● Provided records:
>>>>>

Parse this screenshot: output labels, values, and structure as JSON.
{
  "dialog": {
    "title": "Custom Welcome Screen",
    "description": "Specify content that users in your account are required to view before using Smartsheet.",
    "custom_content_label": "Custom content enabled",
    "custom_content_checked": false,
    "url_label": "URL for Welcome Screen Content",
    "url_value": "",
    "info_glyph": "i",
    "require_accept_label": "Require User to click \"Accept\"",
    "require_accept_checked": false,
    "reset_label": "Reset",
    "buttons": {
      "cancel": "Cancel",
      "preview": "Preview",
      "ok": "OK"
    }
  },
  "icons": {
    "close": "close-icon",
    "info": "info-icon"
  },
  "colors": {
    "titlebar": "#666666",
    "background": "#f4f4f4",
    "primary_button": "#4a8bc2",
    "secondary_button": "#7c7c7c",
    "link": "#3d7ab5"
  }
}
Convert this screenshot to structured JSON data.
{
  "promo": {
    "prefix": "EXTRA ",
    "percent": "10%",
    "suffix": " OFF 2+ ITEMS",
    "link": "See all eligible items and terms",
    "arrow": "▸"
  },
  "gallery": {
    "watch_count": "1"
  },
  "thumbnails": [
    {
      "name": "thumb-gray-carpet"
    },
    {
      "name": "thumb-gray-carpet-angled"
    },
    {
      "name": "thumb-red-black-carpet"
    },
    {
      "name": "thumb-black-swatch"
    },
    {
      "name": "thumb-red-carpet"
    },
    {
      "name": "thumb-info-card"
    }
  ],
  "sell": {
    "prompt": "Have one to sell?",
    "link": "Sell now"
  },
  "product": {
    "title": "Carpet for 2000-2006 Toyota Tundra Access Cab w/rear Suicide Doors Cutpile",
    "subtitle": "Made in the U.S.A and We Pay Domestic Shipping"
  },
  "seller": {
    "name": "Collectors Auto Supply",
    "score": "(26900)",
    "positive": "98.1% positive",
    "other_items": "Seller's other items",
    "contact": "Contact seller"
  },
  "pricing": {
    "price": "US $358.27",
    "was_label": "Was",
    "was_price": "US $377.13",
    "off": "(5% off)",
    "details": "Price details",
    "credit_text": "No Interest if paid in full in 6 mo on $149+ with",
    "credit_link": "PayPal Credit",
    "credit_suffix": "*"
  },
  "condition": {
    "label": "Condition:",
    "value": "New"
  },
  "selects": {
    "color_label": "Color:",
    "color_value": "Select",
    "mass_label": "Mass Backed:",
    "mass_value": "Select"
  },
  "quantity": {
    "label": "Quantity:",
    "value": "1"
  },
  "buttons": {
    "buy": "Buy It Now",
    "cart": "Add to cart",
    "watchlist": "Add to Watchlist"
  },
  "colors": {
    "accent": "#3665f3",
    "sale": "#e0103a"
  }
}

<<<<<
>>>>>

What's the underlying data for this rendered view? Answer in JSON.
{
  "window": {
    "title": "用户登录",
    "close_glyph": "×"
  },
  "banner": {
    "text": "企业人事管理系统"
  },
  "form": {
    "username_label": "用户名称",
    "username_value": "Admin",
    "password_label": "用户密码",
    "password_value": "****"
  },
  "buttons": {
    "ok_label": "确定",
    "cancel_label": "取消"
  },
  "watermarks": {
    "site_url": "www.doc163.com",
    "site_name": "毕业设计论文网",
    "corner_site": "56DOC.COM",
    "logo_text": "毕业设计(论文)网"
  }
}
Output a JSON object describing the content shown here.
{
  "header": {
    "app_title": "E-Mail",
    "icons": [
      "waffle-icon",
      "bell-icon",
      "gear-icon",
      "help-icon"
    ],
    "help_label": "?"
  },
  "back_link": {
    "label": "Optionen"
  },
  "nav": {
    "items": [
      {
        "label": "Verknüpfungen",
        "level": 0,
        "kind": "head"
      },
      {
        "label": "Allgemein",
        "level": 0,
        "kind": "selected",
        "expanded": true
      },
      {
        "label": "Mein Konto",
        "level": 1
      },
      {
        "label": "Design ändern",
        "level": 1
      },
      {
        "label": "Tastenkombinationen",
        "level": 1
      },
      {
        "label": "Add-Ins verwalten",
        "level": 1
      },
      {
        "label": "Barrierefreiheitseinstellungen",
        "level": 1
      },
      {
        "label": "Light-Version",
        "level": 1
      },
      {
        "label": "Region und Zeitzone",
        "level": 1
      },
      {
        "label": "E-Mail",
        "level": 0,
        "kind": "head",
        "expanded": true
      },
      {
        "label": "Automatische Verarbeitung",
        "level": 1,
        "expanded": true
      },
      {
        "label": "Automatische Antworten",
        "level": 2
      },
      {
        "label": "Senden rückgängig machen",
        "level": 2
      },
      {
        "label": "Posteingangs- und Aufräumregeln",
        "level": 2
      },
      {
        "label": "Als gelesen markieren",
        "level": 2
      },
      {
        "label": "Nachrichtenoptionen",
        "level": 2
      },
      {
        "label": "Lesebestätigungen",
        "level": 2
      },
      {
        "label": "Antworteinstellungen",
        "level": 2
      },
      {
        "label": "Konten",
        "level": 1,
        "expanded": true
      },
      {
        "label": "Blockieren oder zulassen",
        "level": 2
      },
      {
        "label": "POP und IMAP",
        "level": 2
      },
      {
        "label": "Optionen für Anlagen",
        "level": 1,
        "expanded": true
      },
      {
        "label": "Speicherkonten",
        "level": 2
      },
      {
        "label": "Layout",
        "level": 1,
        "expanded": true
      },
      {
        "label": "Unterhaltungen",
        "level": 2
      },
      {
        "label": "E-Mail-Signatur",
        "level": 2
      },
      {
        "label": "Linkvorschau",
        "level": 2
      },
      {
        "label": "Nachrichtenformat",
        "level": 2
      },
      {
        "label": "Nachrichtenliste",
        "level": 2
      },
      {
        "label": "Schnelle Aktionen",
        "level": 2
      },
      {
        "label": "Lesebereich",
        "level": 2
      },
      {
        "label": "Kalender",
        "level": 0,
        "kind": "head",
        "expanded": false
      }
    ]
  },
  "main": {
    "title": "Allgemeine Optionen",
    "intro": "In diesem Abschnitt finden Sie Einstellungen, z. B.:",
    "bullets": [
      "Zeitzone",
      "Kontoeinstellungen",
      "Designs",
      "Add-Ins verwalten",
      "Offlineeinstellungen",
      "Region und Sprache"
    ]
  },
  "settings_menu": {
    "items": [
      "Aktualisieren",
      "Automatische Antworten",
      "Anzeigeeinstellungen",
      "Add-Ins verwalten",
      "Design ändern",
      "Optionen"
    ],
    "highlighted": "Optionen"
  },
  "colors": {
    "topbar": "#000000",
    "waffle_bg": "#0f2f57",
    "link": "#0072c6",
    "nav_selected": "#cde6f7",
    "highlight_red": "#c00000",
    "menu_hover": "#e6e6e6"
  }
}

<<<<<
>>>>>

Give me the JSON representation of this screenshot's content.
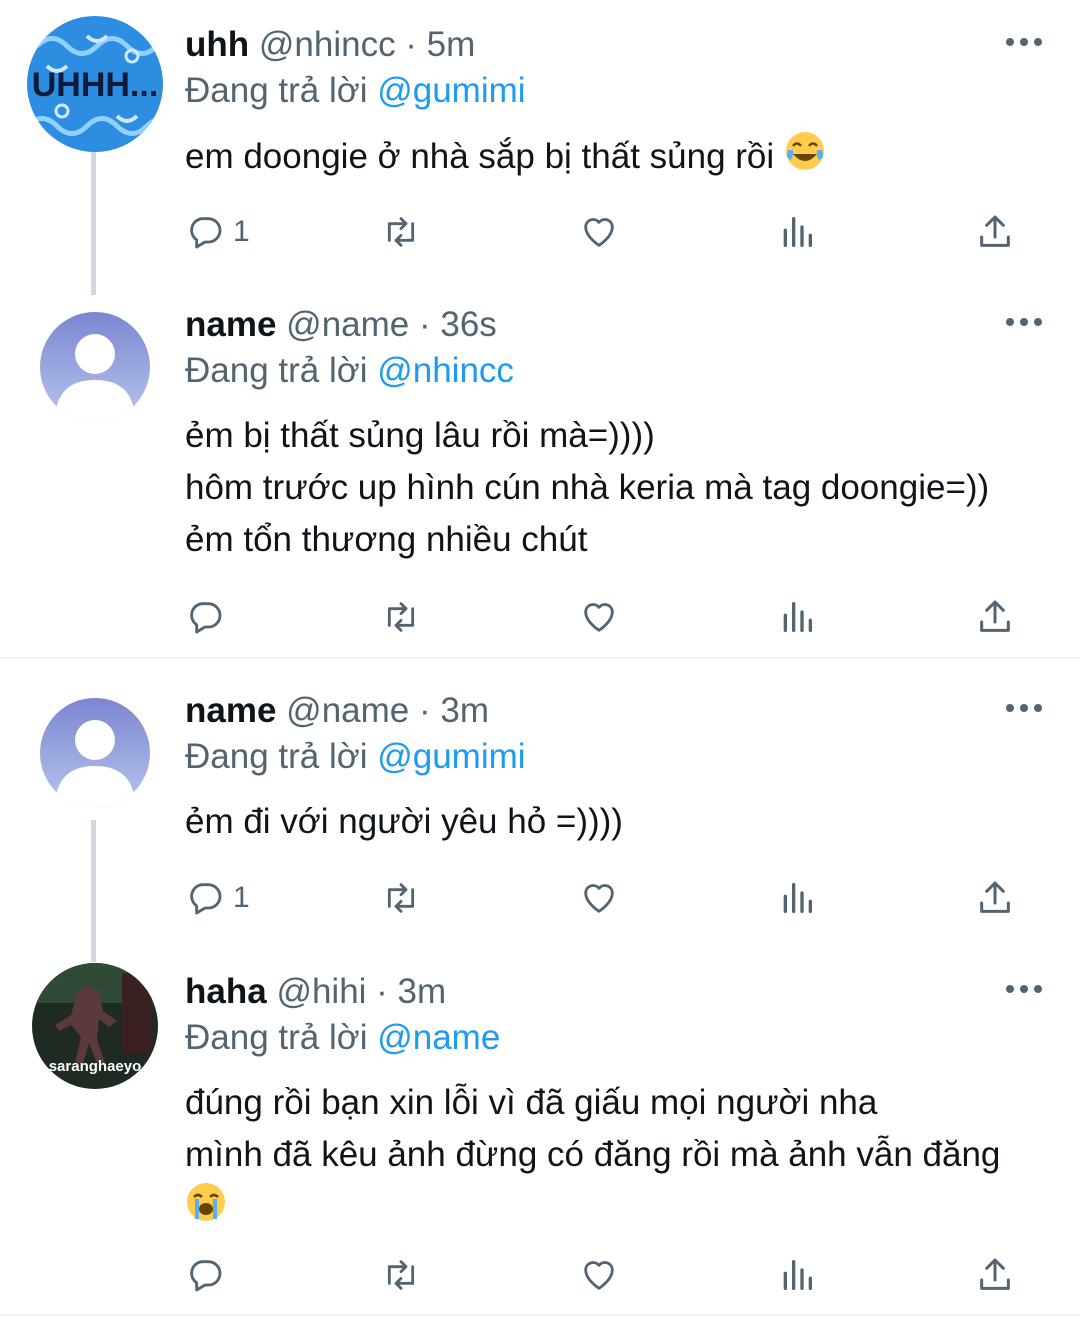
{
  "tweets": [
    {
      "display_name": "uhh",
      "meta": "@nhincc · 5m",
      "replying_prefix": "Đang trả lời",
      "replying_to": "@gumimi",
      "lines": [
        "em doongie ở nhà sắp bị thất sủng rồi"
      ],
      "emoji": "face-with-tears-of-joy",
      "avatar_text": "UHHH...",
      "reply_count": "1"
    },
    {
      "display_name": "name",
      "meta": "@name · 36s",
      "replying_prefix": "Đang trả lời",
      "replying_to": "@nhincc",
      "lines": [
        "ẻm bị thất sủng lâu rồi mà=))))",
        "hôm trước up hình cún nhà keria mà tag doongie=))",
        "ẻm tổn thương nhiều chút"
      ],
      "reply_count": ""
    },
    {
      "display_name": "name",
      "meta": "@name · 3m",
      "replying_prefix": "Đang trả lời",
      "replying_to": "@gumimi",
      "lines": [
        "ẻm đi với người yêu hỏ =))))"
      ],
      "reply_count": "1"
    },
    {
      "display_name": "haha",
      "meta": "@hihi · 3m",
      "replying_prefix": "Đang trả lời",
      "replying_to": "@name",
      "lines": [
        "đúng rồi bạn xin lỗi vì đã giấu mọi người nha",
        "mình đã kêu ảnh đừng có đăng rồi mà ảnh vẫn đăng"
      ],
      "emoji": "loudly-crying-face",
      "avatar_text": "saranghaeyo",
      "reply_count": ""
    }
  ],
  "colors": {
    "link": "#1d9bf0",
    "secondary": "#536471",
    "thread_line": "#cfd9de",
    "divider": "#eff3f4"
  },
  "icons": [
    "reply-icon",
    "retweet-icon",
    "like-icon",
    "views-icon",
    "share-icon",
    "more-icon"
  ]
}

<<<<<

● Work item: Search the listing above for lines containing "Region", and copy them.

● Solution to this problem:
        "label": "Region und Zeitzone",
      "Region und Sprache"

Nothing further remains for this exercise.